Right place, right words
Extroverts obviously find it easier to work a room, but their more reserved colleagues need not necessarily be out of the game. Successful networkers agree that the essential skills can be learned. “I wouldn’t suggest to anybody that the cocktail party is the best place to build deep relationships,” says Keith Pogson, a managing partner at Ernst & Young and past president of the Institute. “You also need to get involved in sitting on committees or bodies and meeting the people in the room. They will then help you meet other people as well.”
Training in networking is an important part of the path towards partnership at Ernst & Young. “There are some fundamental things,” says Pogson. “One is being in the same place as the people you want to be in your network. Two is having something to say. We can all shake hands at cocktail parties and say ‘nice to meet you,’ but if you want to form a lasting relationship you need something a bit more substantial than that to get them engaged. The third thing is that you need to find a way of re-engaging with them after the meeting.”
Cocktail parties are only the most obvious example of business networking activity. William Lo, executive director of finance at the Airport Authority and an Institute member, lists participation in Institute activities, public and social services, taking out club memberships and participation in social media as valuable areas for would-be networkers to explore, in addition to attending dinners and seminars.
“You must believe in the importance and value of networking,” says Lo. “Start with small circles such as friends, colleagues, club members and so on, and treat people as genuine friends.”

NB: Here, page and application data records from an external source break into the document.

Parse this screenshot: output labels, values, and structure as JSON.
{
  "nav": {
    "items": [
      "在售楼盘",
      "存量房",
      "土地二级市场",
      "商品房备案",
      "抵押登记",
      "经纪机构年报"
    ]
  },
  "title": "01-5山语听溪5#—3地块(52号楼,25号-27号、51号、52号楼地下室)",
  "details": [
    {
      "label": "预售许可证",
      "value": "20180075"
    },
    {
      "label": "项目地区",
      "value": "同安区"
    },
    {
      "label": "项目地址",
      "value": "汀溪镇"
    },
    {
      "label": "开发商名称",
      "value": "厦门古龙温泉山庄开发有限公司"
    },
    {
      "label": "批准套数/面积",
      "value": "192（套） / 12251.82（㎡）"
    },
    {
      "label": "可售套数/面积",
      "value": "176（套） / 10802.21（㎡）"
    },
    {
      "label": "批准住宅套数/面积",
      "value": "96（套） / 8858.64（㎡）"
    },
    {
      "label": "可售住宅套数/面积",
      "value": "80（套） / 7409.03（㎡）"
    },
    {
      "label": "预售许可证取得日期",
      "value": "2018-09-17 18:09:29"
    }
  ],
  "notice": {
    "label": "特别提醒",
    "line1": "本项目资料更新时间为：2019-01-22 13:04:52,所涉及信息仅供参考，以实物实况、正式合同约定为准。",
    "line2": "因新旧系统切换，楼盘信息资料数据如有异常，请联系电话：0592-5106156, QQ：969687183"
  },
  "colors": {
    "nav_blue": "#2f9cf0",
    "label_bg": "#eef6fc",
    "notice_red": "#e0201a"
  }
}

PricewaterhouseCoopers partner Kenneth Wong has found his involvement in both the Institute – as a committee member and a member of the IT interest group – and the Information Systems Audit and Control Association, an invaluable foundation for building a strong professional network.
Wong believes that the network he has built up has improved both his effectiveness and his professional standing. “Professional services are provided by people, not professional organizations, and networking can open the door to talking to certain highly regarded individuals.”
Being social, says Wong, helps raise your profile within the profession. “Getting noticed is a big advantage and a benefit,” he says. “One should attend relevant business and social events to help get your name known and a reputation as a knowledgeable, reliable and supportive person who is useful. Another key advantage is having positively motivated people around you.”
Connections can also be made and maintained online through networks such as LinkedIn and even Facebook and Twitter. Successful networkers now tend to pay a certain amount of attention to managing their pages on the Internet.
Pogson also notes that if you are keen to cultivate a potential contact, a Google search for their name can supply a lot of information that will make a conversation with them easier to sustain when you meet.
While the Internet has obviously created new networking channels, successful net-workers stress the importance of actually going out and meeting people.
“No matter how powerful social media is, face-to-face interaction is still important and worthwhile to invest your time in,” says Lo. “Don’t get the wrong idea that you are very successful in networking if you have hundreds or even thousands of ‘likes’ or ‘friends’ in the social media.”
Source: HKICPA's APlus Magazine – March 2013